# EXERCISE DETAILS:
Filter the records below down to lines containing "subtitle".
Start of SOURCE RECORDS
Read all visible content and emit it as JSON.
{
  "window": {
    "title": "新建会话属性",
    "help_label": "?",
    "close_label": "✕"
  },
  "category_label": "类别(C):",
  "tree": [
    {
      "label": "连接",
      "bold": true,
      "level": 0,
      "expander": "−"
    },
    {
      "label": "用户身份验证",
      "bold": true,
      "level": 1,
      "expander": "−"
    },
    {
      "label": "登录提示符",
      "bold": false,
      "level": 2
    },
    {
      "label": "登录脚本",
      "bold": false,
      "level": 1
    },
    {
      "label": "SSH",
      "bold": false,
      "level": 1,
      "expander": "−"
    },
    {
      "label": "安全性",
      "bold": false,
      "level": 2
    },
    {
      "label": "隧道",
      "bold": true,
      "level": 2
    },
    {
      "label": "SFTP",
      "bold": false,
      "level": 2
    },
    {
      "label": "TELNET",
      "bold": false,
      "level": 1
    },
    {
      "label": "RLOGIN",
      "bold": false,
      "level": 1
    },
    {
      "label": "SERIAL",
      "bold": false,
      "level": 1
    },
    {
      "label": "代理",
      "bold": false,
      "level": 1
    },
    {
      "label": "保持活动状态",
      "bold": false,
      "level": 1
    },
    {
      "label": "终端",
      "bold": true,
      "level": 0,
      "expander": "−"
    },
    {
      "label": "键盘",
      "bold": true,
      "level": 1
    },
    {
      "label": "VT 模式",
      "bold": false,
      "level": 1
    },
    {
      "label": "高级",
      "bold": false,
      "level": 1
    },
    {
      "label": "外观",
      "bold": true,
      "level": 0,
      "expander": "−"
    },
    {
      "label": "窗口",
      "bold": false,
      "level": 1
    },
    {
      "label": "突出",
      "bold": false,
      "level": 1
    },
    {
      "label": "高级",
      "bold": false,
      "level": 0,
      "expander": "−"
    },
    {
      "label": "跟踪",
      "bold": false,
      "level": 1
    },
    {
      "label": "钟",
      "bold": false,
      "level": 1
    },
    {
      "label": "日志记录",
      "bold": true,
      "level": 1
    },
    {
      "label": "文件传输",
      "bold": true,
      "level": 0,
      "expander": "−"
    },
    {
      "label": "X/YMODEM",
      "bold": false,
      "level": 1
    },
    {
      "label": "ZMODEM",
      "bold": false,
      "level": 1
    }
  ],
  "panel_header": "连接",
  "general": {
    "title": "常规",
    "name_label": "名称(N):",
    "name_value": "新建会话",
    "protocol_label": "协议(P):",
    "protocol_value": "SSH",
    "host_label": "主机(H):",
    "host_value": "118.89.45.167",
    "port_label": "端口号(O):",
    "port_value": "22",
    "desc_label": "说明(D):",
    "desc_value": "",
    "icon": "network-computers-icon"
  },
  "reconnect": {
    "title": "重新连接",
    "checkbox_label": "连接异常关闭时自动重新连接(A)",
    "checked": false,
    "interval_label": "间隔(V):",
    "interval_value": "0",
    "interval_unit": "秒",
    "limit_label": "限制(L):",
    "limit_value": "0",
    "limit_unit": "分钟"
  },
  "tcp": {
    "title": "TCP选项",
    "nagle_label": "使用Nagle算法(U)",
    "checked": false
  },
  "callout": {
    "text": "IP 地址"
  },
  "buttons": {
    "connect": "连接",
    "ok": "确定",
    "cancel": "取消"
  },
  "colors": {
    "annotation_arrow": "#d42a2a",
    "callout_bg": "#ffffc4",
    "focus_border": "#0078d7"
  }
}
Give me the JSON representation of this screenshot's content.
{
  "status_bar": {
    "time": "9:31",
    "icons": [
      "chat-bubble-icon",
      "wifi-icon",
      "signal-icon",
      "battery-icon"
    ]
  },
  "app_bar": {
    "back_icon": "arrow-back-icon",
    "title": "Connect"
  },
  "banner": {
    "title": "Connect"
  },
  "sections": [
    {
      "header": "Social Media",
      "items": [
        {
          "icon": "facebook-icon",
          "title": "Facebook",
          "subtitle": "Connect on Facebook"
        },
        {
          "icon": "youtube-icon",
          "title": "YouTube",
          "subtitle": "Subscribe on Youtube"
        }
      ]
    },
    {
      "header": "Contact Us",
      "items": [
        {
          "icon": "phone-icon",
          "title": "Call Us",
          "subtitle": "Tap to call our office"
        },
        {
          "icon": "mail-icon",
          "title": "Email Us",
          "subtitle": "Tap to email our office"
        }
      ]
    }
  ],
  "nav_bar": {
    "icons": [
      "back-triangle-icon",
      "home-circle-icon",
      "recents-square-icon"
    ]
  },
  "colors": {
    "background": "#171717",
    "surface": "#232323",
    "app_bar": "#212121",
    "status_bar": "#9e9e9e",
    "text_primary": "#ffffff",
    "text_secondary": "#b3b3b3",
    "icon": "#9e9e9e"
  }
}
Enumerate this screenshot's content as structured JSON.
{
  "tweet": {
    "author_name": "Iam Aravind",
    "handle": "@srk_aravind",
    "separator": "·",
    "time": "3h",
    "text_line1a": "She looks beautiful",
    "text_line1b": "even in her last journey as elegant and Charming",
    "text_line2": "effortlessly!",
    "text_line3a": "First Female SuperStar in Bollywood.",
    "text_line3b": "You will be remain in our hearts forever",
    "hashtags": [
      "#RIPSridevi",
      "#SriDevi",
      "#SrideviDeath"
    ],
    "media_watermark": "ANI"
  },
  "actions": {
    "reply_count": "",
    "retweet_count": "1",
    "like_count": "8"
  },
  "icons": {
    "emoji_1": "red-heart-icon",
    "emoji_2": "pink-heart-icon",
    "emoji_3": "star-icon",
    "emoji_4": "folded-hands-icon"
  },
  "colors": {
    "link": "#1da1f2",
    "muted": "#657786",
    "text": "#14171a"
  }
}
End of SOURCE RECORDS
# RESULT OF THE EXERCISE:
          "subtitle": "Connect on Facebook"
          "subtitle": "Subscribe on Youtube"
          "subtitle": "Tap to call our office"
          "subtitle": "Tap to email our office"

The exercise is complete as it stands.